On Oct. 20, the Department of Justice's Antitrust Division and the Federal Trade Commission issued guidance to those in charge of hiring and compensation decisions that they will criminally investigate employers who engage in practices to eliminate labor competition, following several civil cases brought by both the antitrust agencies and private litigants alleging such conduct, according to GCR. 

Prewitt, who worked at the DOJ for 16 years, told GCR that it is very significant and unusual for the DOJ to begin criminally prosecuting conduct that it has in the past pursued civilly. "The DOJ has historically limited criminal antitrust prosecutions to a small subset of violations which it considers to be severe and well-known by the public to be illegal," she said in the Oct. 24 article, "DoJ to Criminally Pursue No-Poaching Deals." 

Prewitt added that the guidance could either have the effect of deterring the conduct or "forcing it further into the shadows." She also noted that the move to criminalize no-poaching agreements seems to be part of a larger shift in the Obama administration's focus on the ability of workers to move from one job to another, which can be hindered through non-compete agreements and no-poaching schemes. 

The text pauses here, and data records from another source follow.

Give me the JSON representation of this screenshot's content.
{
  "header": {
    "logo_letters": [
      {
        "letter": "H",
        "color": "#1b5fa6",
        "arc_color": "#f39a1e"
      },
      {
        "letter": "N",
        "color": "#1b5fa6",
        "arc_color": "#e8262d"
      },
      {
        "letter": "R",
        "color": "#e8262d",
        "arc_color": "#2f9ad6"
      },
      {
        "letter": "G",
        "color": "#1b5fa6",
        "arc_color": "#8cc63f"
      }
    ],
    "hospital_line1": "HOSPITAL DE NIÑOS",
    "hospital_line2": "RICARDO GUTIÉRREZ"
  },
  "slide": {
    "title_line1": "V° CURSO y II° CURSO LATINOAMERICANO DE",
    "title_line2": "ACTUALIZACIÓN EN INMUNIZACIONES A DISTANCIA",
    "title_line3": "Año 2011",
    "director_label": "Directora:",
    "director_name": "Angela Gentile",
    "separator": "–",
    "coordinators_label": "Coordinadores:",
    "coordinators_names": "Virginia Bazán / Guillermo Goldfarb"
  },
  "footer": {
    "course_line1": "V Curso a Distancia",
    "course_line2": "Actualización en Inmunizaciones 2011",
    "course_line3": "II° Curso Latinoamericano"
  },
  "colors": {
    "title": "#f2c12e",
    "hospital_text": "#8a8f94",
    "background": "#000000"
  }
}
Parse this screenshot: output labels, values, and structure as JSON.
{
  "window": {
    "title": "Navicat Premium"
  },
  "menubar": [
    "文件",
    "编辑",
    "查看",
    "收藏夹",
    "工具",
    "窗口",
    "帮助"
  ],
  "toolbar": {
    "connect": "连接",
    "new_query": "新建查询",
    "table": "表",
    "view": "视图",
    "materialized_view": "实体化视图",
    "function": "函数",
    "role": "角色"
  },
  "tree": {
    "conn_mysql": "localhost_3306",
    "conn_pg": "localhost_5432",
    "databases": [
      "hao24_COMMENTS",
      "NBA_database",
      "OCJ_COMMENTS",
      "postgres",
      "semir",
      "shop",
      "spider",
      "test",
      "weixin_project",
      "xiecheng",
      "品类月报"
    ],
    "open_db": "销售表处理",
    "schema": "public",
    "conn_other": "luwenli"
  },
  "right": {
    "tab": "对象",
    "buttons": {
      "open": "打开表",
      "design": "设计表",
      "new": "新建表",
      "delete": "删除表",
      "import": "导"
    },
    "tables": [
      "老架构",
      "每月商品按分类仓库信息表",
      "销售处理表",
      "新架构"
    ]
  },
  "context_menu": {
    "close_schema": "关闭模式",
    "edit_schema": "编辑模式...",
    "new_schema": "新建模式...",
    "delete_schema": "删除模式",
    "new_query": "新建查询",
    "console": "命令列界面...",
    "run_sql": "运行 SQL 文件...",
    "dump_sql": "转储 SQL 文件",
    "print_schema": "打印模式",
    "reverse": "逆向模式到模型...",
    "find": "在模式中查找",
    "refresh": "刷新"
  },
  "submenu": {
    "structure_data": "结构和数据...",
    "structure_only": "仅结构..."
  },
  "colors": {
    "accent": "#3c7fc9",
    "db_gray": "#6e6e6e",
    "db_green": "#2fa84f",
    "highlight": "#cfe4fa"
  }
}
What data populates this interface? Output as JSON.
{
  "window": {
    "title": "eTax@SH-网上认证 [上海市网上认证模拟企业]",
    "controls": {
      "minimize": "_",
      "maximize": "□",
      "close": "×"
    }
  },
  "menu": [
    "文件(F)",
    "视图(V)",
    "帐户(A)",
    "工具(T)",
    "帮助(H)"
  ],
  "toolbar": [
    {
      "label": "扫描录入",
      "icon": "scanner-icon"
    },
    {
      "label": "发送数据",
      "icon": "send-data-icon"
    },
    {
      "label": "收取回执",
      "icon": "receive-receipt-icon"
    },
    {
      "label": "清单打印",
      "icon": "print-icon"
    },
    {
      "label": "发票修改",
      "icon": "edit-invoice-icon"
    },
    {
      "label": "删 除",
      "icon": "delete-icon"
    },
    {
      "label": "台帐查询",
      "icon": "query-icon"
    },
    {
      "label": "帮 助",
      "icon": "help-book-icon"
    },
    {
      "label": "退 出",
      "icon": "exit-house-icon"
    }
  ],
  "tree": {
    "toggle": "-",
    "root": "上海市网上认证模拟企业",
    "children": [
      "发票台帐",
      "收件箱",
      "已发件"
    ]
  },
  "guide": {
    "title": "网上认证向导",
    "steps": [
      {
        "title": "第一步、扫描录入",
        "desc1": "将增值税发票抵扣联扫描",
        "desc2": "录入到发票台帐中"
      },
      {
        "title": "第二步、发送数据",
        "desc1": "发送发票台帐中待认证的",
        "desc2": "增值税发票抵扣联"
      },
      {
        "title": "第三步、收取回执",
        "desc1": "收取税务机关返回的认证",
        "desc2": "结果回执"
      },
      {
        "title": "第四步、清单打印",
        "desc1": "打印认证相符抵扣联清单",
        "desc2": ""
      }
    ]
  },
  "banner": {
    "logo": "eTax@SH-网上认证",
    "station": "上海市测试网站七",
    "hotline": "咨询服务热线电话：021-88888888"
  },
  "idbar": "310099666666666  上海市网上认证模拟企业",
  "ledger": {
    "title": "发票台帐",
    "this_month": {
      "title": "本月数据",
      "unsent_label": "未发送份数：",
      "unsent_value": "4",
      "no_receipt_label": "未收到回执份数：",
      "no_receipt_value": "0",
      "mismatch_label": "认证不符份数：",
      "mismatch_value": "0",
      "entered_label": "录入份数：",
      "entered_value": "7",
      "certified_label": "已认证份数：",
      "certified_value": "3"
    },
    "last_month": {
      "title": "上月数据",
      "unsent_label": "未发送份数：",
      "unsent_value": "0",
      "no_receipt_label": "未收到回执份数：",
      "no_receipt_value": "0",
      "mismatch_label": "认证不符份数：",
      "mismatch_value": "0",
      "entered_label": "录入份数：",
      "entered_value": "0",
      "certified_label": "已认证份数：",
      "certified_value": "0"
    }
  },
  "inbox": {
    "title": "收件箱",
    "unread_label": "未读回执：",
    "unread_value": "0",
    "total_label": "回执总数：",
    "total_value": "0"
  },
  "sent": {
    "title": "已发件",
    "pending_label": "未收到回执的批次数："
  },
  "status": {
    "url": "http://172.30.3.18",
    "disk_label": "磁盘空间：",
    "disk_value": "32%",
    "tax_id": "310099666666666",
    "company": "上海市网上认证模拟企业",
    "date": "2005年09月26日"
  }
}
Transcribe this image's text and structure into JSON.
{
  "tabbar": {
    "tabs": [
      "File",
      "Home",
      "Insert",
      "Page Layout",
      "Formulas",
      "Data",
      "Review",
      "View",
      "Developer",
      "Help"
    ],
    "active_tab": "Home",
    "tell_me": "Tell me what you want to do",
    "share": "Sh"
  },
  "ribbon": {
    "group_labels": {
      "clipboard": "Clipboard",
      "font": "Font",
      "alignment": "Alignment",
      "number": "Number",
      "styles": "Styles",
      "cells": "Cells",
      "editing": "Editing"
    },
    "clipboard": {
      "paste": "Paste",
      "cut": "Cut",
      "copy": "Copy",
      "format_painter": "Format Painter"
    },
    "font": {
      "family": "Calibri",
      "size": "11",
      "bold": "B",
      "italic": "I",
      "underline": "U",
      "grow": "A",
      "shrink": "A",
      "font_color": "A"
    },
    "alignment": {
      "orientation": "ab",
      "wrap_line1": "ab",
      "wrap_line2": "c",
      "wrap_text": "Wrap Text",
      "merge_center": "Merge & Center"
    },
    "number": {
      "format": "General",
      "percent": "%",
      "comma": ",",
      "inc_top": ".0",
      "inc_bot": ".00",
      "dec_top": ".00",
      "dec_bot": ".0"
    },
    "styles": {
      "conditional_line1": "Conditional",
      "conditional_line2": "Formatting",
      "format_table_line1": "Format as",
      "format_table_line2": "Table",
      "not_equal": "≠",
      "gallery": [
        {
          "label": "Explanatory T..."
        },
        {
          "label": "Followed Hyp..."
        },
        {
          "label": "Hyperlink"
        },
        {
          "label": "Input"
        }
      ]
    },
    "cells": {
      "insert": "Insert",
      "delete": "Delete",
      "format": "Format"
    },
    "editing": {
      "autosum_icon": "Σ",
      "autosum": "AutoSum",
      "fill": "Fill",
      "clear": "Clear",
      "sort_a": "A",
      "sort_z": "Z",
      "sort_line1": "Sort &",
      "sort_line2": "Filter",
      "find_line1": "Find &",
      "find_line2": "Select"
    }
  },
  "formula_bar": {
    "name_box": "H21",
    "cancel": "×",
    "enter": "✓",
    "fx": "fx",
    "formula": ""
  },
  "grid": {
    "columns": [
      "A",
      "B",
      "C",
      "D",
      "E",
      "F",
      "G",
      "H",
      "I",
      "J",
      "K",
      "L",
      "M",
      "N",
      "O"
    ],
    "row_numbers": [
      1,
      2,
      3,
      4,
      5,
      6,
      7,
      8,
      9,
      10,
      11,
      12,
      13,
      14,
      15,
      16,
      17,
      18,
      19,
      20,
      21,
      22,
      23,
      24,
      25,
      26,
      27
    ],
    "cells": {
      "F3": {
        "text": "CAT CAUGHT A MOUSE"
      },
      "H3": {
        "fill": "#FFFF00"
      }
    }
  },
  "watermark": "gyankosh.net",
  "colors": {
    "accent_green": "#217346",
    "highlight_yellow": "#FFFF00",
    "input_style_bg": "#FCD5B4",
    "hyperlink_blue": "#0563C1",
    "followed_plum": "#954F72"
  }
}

In an Oct. 27 article headlined "Obama Goes After Labor Monopsony Power," GCR reported that, on Oct. 25, the White House issued a statement urging states and Congress to combat reports of declining competition in the U.S. labor market by addressing monopsony power and non-compete agreements. 

"It is extraordinary to have what appears to be a coordinated attack on agreements that could have the effect of limiting employee mobility," Prewitt said, referring to the collaboration among the antitrust agencies, the White House and various states, especially the New York Attorney General's office.